Meanwhile, 11-1 third choice Aerolithe was putting on a speed clinic and threatening to wire them. This was the free-wheeling mare we hoped to see in the Pegasus World Cup Turf (G1), until the rains turned the Gulfstream course yielding, and she folded to ninth. On her preferred firm course here, Aerolithe was able to make use of her chief weapon. Guanciale was game in pursuit, but couldn’t overtake her and gave way in the final yards.

For the second straight year, however, Aerolithe would suffer a Yasuda Kinen heartbreak. Last June, it was Mozu Ascot who mowed her down late. The defending champion didn’t get as close to her on Sunday, and Indy Champ muscled him out of the way when launching his bid.

Quickening once seeing daylight with jockey Yuichi Fukunaga, Indy Champ reeled in Aerolithe by a neck. Almond Eye, gaining hand over fist, missed second by a nose. Gallant Guanciale held fourth from Sungrazer, with Mozu Ascot sixth. Eighth-placer Stelvio, who sped home in :32.6, presumably would have been involved in the finish if he hadn’t gotten off to a slow start from post 8.

Like Almond Eye, Indy Champ sports the colors of Silk Racing Co. The Hidetaka Otonashi-trained four-year-old brought a progressive profile into this first Grade 1 attempt. The winner of his first two starts, Indy Champ was third to eventual champion three-year-old colt Blast Onepiece in the 2018 Mainichi Hai (G3) and fourth in the Arlington Cup (G3).

The son of Stay Gold later compiled a three-race winning streak capped by the February 3 Tokyo Shimbun Hai (G3) at this course and distance, and the pace scenario was blamed for his recent fourth in the Milers Cup. His 18-1 odds made him the fourth choice in the Yasuda Kinen, after Almond Eye, Danon Premium, and Aerolithe.

Indy Champ is a “nephew” of Real Impact, the 2011 Yasuda Kinen hero who went on to land the 2015 George Ryder (G1) at Rosehill. The runner-up in Real Impact’s Yasuda Kinen, Strong Return, came back to win the 2012 edition in the stakes-record 1:31.3 eclipsed on Sunday. Indy Champ is a half-brother to sophomore filly A Will a Way, second in a photo in last November’s Keio Hai Nisai (G2) and most recently 10th in the Oka Sho.
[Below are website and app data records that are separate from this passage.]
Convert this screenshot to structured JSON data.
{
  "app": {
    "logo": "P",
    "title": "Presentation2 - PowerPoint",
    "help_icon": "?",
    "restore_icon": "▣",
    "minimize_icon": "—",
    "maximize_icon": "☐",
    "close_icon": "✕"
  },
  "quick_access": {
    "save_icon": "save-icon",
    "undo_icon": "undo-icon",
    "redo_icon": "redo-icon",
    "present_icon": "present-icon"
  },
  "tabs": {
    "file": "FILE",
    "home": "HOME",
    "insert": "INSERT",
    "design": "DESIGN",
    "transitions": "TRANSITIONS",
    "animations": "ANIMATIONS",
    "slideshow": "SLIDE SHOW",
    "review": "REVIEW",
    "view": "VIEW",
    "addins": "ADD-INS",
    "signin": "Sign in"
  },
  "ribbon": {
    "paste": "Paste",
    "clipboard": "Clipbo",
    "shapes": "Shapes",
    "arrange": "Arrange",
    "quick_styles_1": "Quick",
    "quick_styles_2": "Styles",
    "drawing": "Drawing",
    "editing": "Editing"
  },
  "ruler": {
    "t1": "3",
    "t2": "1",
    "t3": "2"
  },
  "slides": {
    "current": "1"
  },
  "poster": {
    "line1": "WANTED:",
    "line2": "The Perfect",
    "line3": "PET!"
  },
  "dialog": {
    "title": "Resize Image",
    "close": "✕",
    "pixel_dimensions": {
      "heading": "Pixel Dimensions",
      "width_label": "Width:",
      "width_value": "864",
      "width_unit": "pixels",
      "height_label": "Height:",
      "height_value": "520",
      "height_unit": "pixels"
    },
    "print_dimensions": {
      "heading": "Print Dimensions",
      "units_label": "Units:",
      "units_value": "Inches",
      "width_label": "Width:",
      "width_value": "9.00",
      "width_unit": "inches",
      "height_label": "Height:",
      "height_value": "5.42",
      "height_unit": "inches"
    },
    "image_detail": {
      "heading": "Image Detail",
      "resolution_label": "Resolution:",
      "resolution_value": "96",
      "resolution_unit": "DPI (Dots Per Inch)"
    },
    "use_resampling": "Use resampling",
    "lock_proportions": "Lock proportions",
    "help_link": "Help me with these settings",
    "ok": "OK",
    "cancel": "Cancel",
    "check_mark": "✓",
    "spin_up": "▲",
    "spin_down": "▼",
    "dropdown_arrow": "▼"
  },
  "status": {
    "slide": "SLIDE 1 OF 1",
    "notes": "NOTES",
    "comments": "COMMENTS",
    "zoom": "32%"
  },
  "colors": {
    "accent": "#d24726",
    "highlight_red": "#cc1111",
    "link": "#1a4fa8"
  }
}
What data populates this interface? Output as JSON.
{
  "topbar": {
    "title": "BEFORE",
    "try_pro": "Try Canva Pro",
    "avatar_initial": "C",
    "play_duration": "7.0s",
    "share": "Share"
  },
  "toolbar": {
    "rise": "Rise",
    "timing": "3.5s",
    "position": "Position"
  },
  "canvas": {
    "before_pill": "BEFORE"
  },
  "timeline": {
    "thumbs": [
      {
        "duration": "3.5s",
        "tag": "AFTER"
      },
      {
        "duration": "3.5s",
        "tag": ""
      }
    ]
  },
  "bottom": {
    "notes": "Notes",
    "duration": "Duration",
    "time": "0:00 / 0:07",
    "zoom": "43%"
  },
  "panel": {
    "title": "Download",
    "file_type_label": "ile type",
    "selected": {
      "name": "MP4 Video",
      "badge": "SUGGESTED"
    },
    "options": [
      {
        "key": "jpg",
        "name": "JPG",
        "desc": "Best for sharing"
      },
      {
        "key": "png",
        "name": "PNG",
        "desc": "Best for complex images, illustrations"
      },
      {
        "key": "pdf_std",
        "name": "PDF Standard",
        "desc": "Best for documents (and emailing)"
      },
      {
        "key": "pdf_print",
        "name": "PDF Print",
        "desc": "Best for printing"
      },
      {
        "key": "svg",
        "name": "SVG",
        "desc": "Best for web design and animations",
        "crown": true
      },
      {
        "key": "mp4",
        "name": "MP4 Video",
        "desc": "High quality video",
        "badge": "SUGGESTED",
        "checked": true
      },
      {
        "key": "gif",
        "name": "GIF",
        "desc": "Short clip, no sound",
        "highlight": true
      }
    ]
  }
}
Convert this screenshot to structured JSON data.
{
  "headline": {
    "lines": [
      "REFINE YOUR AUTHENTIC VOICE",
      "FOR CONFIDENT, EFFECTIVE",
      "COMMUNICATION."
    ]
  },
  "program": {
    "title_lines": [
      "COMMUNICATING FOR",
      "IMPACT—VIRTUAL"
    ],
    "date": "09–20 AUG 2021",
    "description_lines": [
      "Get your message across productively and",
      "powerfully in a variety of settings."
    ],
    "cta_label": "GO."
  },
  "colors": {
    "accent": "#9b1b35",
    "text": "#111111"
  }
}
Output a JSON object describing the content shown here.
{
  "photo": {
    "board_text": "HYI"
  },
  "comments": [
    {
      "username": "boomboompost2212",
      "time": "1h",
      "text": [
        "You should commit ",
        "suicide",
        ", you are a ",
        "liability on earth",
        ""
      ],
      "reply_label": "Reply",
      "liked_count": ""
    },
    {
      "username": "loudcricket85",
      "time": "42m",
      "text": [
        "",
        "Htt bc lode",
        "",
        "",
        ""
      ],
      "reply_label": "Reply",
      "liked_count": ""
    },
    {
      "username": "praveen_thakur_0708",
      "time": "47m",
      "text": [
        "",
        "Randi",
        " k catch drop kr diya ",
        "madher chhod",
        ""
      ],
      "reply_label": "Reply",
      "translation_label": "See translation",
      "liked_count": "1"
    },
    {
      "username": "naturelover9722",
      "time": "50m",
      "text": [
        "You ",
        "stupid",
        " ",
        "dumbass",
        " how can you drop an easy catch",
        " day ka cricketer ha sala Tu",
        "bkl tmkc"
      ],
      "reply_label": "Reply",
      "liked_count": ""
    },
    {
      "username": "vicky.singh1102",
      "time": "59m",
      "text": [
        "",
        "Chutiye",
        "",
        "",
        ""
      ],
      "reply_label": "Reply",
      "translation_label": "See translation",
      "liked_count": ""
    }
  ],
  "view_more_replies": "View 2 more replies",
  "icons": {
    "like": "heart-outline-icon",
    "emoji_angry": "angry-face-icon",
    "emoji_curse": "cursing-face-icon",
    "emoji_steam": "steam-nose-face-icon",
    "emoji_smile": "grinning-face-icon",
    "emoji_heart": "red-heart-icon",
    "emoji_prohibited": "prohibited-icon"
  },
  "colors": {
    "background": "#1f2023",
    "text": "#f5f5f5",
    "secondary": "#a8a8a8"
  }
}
Indy Champ’s dam, the winning King Kamehameha mare Will Power, is a half-sister to Real Impact; fellow Group 1 victor Neorealism, successful in the 2017 QE II Cup (G1) at Sha Tin; and Grade 1-placed multiple stakes scorer I’ll Love Again.

Unless connections opt to take up the free berth to the Breeders’ Cup Mile at Santa Anita, Indy Champ would be a natural contender for the November 17 Mile Championship (G1) at Kyoto.

Almond Eye will step back up in trip in due course, with the October 27 Tenno Sho (Autumn) (G1) being her stated goal. The world awaits the next appearance for this exceptional talent, who has the same engine over a metric mile and 1 1/2 miles. Her streak has ended, but her finishing speed at such a range of distances is Winx-like.